— ASSIGNED TASK —
Only lines that contain the word "Some" belong in the answer; copy them from the records below.

— RECORDS TO USE —
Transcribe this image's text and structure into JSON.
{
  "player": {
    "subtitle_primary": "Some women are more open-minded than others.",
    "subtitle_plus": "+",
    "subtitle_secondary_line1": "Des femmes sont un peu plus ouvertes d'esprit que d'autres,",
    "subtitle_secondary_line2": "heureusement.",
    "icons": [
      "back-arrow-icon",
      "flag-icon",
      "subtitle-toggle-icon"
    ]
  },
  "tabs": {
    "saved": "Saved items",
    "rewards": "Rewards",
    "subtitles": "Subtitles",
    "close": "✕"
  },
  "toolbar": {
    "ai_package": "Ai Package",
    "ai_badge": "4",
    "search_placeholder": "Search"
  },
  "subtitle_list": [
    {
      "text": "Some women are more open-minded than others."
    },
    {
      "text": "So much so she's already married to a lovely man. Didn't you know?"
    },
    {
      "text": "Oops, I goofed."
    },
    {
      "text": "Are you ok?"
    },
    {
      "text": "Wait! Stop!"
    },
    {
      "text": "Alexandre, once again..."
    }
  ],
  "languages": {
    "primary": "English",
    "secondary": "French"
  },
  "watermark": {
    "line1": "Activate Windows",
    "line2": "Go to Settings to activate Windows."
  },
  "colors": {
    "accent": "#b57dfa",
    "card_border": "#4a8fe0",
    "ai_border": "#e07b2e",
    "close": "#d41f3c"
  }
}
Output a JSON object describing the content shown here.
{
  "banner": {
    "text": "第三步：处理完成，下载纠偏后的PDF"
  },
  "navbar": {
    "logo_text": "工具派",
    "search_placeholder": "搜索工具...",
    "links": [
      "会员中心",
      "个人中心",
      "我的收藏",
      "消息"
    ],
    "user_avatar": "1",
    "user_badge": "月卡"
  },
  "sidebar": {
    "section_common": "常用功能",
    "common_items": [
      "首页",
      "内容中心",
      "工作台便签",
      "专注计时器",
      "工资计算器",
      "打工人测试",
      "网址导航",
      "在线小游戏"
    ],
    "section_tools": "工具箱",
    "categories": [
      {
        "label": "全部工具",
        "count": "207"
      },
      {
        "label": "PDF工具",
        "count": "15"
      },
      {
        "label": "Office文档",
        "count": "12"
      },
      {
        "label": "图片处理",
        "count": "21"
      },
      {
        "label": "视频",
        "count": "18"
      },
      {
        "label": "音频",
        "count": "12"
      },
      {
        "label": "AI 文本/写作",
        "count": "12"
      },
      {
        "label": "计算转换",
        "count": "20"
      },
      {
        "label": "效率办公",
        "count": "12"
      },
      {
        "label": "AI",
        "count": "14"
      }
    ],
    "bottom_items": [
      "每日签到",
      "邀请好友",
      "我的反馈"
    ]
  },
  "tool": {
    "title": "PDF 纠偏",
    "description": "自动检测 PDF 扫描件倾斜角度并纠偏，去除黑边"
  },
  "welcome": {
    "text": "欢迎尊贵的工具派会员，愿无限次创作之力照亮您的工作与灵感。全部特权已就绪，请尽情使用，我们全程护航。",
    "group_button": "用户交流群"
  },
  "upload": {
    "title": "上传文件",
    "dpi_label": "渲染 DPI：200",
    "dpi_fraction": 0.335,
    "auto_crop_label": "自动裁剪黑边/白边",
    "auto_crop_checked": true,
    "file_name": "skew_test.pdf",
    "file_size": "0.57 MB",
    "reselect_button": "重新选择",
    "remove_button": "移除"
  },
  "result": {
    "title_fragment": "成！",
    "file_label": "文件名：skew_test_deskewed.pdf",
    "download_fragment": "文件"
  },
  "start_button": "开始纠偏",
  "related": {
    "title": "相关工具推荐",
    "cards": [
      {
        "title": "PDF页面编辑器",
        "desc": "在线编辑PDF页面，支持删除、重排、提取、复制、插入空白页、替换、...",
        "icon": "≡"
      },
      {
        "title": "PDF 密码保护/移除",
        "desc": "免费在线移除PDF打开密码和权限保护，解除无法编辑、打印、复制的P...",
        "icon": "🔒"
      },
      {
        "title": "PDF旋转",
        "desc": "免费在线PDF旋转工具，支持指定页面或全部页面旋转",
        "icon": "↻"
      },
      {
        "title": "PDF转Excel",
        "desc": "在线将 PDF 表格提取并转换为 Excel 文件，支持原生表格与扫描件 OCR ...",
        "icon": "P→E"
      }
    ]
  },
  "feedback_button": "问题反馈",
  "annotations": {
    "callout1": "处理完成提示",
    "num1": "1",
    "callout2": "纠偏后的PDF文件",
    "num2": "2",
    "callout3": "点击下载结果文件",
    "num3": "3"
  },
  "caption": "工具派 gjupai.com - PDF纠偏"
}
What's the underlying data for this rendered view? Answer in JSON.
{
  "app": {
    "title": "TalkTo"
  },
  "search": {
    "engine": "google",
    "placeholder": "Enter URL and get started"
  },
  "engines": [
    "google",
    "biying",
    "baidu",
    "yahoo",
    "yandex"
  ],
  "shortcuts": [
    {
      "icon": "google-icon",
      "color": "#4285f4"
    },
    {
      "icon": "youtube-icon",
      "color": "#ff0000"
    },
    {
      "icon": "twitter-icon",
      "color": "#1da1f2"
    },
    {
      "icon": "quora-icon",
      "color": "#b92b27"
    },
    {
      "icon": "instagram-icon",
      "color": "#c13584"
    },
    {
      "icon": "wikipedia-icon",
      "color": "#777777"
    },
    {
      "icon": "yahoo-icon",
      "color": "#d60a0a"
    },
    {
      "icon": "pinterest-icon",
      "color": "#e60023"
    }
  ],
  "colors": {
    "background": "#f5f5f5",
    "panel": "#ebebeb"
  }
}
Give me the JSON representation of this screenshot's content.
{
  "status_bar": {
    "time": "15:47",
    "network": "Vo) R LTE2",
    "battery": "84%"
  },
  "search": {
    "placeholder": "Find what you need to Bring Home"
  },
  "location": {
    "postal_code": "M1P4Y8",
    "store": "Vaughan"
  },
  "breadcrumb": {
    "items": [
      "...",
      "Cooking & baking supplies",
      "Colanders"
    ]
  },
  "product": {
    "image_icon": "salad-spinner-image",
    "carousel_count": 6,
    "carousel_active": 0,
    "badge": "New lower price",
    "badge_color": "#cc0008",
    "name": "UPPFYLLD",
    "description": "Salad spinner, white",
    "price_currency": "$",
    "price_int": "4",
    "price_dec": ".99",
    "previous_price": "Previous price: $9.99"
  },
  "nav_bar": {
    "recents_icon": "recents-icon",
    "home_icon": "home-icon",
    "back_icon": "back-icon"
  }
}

— WRITTEN REPLY —
    "subtitle_primary": "Some women are more open-minded than others.",
      "text": "Some women are more open-minded than others."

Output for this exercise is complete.